Junior Grant Schallock punted to mixed reviews in his first season, averaging only 40.3 yards and dropping 13 of 65 attempts inside the 20-yard line. Although he looks imposing at 6-7 and 225 pounds, if he can’t improve his distance and hang on, he’ll could be vulnerable to the challenge of redshirt freshman C.J. Feagles. The son of longtime NFL punter Jeff Feagles, he has the pedigree and the opening to contribute early in his career.

After ranking No. 5 nationally at 14.6 yards a return, senior Da’Norris Searcy is back to handle punts. He’ll also pitch in some on kickoffs, though fellow seniors Johnny White and Greg Little are also in the fold to shoulder the load.

Watch Out For… the battle at punter. It’s Schallock’s job to lose, but Feagles is coming on fast and has been preparing for years for this opportunity. As good as the defense already is, if the punting game gets more effective, it becomes that much harder to score on the Tar Heels.
Strength: Barth. In 2008, Carolina had an uncertain kicker looking to exit the shadow of his brother, current Tampa Bay Buccaneer Connor Barth. Today, the program boasts one of the league’s best at the position and the holder of the school record for field goals in a season.
Weakness: Punting. If there was a weak link to the special teams last season, it was Schallock, who was marginal and lacked the leg drive from someone so big. He’ll get a push from Feagles, which could end up helping the development of both players.
Outlook: After dipping a bit two years ago, North Carolina is back to making special teams an area of advantage versus most teams.

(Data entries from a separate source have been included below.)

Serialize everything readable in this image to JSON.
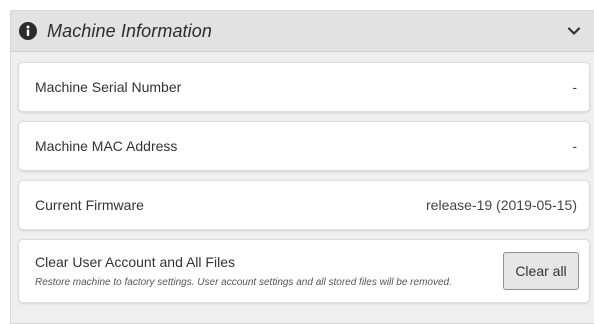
{
  "panel": {
    "title": "Machine Information",
    "icons": {
      "header": "info-icon",
      "toggle": "chevron-down-icon"
    }
  },
  "rows": [
    {
      "label": "Machine Serial Number",
      "value": "-"
    },
    {
      "label": "Machine MAC Address",
      "value": "-"
    },
    {
      "label": "Current Firmware",
      "value": "release-19 (2019-05-15)"
    }
  ],
  "clear": {
    "label": "Clear User Account and All Files",
    "description": "Restore machine to factory settings. User account settings and all stored files will be removed.",
    "button_label": "Clear all"
  }
}
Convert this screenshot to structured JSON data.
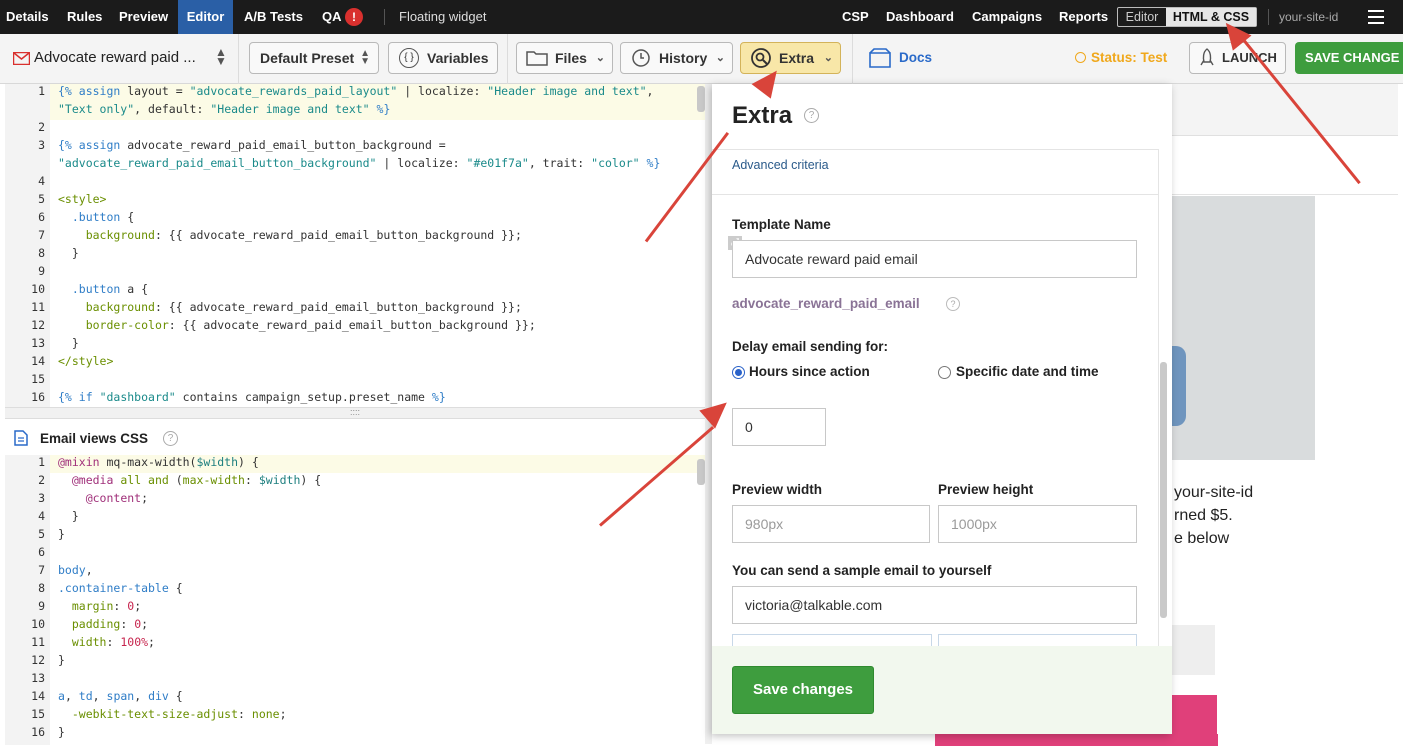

The Heels are solid in the kicking and return games, and will use some of their best athletes to block kicks, improve field position, and generally out hustle the opponent down the field.
Rating: 8

- 2010 North Carolina Preview | 2010 North Carolina Offense
- 2010 North Carolina Defense | 2010 North Carolina Depth Chart
- North Carolina Previews  2009 | 2008 | 2007 | 2006